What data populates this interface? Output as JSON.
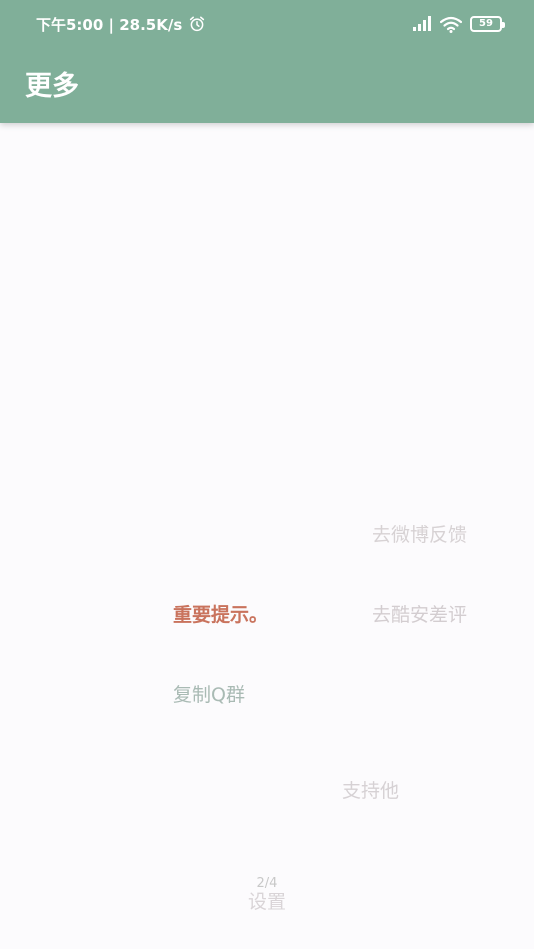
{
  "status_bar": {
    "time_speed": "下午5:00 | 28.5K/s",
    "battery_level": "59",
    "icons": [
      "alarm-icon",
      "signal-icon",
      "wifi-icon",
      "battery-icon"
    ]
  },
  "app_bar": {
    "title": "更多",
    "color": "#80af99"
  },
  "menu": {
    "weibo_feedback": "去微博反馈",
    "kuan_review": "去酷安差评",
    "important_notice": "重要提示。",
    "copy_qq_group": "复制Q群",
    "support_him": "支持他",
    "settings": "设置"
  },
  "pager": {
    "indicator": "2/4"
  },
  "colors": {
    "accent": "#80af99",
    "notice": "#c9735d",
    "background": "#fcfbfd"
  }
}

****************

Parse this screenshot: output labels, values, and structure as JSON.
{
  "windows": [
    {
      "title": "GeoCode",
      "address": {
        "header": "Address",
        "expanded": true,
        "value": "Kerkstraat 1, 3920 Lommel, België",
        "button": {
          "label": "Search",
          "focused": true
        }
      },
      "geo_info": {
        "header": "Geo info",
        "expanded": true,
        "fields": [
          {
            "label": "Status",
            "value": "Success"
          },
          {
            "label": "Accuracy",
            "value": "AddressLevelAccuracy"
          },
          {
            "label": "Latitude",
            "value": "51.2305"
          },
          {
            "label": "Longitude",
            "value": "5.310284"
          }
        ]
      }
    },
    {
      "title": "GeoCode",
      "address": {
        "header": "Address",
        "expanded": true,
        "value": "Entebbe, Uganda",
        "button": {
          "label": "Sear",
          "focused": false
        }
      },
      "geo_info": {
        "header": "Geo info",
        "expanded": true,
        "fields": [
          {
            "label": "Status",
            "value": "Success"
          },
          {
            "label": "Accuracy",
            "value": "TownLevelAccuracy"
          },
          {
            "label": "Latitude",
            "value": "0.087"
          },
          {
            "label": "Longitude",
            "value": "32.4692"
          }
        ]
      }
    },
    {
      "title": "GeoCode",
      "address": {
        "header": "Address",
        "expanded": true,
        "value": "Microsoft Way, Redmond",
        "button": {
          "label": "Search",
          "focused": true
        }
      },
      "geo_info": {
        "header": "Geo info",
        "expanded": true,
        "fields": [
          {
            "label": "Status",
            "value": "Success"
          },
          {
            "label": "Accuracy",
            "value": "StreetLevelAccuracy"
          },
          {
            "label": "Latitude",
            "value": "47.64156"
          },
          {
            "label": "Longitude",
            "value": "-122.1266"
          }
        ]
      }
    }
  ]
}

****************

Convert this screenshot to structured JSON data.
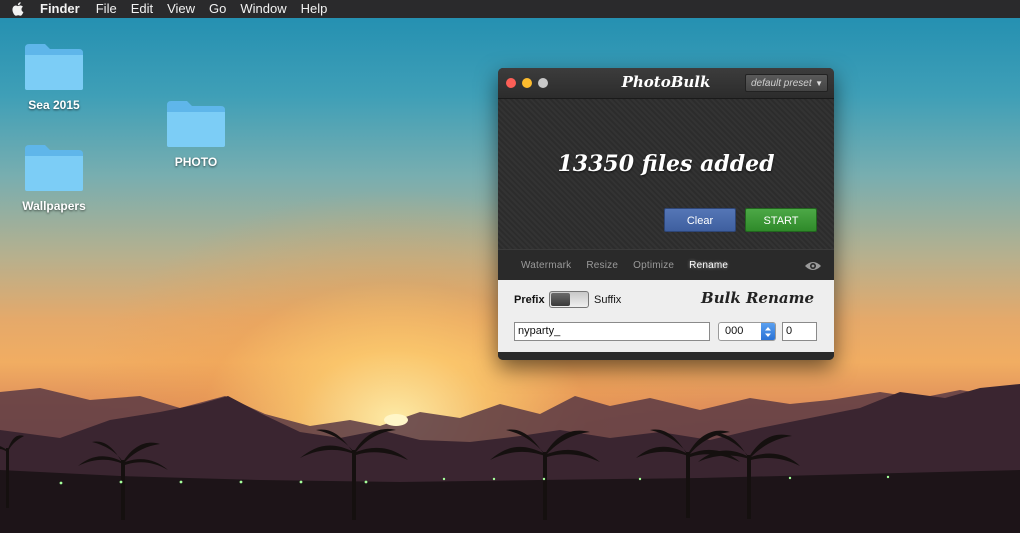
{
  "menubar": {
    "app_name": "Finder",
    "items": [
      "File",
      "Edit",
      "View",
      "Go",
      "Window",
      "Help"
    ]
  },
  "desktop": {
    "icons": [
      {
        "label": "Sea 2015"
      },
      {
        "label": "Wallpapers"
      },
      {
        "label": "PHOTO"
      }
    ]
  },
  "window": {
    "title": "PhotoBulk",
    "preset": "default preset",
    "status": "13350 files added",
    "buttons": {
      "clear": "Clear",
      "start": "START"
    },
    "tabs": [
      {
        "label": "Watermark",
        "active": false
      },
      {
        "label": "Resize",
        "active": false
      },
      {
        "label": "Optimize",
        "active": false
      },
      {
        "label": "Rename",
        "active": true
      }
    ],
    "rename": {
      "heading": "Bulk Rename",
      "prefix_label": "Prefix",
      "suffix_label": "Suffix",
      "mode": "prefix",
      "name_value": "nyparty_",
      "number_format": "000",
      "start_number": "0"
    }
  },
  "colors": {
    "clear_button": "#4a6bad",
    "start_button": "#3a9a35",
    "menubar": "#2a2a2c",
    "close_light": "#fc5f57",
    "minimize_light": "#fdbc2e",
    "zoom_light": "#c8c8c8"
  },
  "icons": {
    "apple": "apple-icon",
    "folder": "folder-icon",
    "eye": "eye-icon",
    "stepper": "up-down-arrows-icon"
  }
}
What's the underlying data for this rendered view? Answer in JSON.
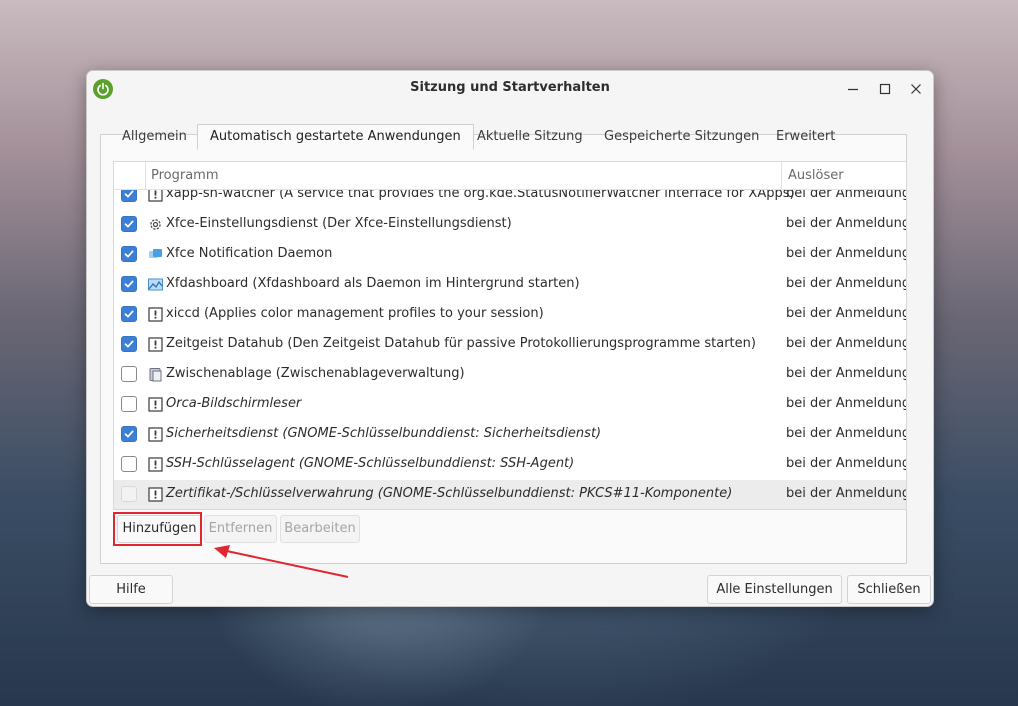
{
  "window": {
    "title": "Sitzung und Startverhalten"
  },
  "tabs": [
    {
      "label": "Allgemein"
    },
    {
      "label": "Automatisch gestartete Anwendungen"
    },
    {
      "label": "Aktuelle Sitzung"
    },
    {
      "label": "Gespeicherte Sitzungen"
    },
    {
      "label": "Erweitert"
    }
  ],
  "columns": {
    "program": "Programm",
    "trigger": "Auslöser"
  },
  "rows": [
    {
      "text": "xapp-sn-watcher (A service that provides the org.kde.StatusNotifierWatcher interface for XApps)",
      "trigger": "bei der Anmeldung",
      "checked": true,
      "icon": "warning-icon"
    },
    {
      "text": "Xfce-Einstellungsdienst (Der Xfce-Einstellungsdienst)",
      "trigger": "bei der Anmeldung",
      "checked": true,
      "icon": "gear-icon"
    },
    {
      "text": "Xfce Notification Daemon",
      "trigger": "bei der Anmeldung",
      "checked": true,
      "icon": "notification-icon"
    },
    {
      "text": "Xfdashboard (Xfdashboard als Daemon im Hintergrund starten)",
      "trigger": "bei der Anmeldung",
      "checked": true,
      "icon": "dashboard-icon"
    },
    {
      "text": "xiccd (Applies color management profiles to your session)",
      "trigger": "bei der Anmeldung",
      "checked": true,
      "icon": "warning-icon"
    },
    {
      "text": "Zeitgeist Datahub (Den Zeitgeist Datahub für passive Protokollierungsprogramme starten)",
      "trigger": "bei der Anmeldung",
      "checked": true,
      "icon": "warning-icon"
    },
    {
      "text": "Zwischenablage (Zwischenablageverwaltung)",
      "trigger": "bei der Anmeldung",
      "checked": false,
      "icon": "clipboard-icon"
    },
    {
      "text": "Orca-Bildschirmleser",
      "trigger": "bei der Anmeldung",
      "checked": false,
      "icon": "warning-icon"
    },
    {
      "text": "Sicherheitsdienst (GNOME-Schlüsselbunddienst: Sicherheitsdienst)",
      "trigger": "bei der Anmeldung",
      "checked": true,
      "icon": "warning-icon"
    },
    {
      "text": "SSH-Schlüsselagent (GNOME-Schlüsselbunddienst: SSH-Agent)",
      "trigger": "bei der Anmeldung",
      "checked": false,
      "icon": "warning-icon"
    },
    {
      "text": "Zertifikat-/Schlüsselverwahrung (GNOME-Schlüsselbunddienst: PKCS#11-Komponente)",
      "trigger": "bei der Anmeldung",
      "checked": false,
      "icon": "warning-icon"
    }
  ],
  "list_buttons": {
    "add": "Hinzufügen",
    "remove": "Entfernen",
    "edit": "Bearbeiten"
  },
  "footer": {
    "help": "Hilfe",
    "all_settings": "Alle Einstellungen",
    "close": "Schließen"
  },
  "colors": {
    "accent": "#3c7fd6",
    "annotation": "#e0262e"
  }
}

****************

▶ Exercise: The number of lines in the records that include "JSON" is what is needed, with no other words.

▶ Solution for this problem: 4